Stroke and the Power of Brain Plasticity
Growing your brain after a stroke
Posted Nov 05, 2016
Although we think that the adult brain remains formed and static, we are finding that the brain changes and heals itself. Even early psychologists like William James (1890) argued that our brain is flexible and changing when he wrote The Principles of Psychology. He called this “plasticity”. But it took another 70 years to provide evidence for this concept. One of the first pioneers was Joseph Altman who first discovered brain cell regeneration—or neurogenesis—in 1962. More recently, by 1999 the psychologist Elizabeth Gould of Princeton University reported that memories can be recorded in neurons that are generated daily.
We are now in the age of bran plasticity. Neurologists and psychologist accept the idea that the brain and its function are not fixed throughout adulthood. Brain plasticity refers to the brain's ability to change throughout life. We continue to learn because the brain keeps reorganizing itself and forming new connections between brain cells. And we have come to understand the method the brain uses to change. Donald Hebb in 1949 wrote The Organization of Behavior and provided us with the Hebbian Theory which specifies that neurons that fire together wire together. If I reward a behavior, my brain will associate that behavior with the reward and encourage that brain connection. In the 1950, after his father suffered a massive stroke, the New York neurologist Paul Bach-y-Rita became interested in how the brain can receive information from different organs. He invented an electrically stimulated chair. Behind the chair, a large camera scanned the area, sending electrical signals of the image to four hundred vibrating stimulators on the chair against the patient's skin. The blind patient could “see” the diffuse image from the senses on his back. He developed this technique into a tongue sensor that goes on top of the tongue while wearing a camera that translates the image to these tongue sensors. The tongue replaces the eye and receives the feedback that the brain “sees”. More recently these techniques have been popularized by Michael Merzenich and Norman Doidge. They developed the idea of both positive and negative plasticity.
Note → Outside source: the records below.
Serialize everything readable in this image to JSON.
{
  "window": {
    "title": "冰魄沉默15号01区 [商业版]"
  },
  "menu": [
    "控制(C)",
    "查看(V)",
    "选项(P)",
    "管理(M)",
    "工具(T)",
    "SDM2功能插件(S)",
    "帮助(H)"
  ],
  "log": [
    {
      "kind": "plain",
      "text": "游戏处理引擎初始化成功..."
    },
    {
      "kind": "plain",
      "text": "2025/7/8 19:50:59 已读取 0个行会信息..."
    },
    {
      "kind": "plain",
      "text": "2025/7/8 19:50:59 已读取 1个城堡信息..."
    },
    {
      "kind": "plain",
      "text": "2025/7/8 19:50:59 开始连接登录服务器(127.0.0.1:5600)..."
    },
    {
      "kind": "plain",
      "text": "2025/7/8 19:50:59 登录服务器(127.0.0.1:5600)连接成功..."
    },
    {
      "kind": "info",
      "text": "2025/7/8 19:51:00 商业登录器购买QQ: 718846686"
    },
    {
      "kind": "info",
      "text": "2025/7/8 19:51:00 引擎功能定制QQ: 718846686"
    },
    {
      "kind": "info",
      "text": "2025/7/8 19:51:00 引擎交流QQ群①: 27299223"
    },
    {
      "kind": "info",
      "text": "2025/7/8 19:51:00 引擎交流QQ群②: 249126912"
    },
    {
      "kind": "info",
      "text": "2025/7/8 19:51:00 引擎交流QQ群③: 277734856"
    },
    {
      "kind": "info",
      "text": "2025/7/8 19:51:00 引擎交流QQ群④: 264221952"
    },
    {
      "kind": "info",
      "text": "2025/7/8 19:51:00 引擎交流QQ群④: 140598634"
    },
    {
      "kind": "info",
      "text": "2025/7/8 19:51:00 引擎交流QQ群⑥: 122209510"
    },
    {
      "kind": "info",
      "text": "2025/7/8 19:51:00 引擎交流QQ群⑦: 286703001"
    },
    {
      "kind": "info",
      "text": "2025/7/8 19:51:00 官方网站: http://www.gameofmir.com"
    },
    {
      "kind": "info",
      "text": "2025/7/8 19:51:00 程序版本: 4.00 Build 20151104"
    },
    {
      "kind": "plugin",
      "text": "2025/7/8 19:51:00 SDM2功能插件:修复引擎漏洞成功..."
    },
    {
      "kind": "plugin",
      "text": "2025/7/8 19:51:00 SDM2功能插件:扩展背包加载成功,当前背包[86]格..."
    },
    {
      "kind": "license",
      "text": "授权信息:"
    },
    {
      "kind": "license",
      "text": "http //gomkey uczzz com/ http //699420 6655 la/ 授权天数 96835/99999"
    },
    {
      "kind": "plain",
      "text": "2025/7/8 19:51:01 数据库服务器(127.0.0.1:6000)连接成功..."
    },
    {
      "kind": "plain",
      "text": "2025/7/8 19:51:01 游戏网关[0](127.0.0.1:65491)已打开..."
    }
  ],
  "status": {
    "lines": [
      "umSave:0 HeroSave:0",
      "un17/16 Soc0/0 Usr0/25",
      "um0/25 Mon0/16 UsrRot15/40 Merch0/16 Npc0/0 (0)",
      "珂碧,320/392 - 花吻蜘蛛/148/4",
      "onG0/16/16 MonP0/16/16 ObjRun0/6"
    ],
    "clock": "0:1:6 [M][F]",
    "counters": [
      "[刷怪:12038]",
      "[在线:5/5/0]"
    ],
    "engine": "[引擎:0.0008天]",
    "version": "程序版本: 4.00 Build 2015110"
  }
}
We all appreciate positive plasticity. We develop memories and learn new things. Our neurons and white matter that comprise our brain organize in such a way that we form an internal representation of learning and experiences. Representing multiple impressions of the same event under different criterion (smell, look, feel, association, importance, relevance etc.) With positive plasticity we learn new skills and improve our thinking by developing better and more efficient communication between sensory and motor pathways. But with negative plasticity we have followed exactly the same growth but for the wrong outcome. We learn how to behave in ways that are not helpful, and this is not intentional. Negative plasticity causes an increased sense of pain, drug use and compulsive behavior among other negative behaviors. Pain, for example, is generated in the brain, and the only way to stop pain is to retrain the brain. Opioids lead to morphine and eventually leads to a situation where no medication is able to stop the brain from feeling the pain. We have retrained the brain to develop more neural pathways to feel the pain every time we try and numb the pain by medication. The death of Prince and Michael Jackson is a testament to how strong the brain is in feeling pain.
Stroke offers us a window into how fast and dramatic brain plasticity can be. A stroke occurs when a part of the brain dies. It can be caused by a blood clot or obstruction of an artery (Ischemia). Or alternatively where a ruptured artery and the neurons are flooded (Hemorrhage). There are other repercussions from these two events, with an accumulation of fluid/pressure on the brain (Edema) and the disruption of the sodium-potassium pump.
In the Copenhagen stroke study, a study headed by Henrik Jørgensen from Bispebjerg Hospital, Copenhagen, Denmark reported that one in five stroke patients died in hospital, one in seven were discharged to a nursing home, and over half of stroke patients were discharged to their own home. Half of those that went home improved. What happens to these lucky quarter of the stroke victims who improve is a testament about brain plasticity. With all strokes there is a shadow that surrounds the dead tissue in the brain--penumbra. Penumbra are cells waiting to die. Whether these cells die or recover is dependent upon how fast the brain uses these cells for learning. And the clock is ticking. Every minute of delay to treatment is said to cost a patient 1.9 million brain cells. By early referral to physiotherapy, occupational therapy, and speech language pathologist services the brain heals itself.
We have an ageist view of health. Instead of referring older adults to therapy we instead shuffle them over to wards. Brain plasticity is still available for older adults. But in our ageist view we judge older adults as ready to die and we fulfill this judgement by not helping their brain become re-engaged.
© USA Copyrighted 2016 Mario D. Garrett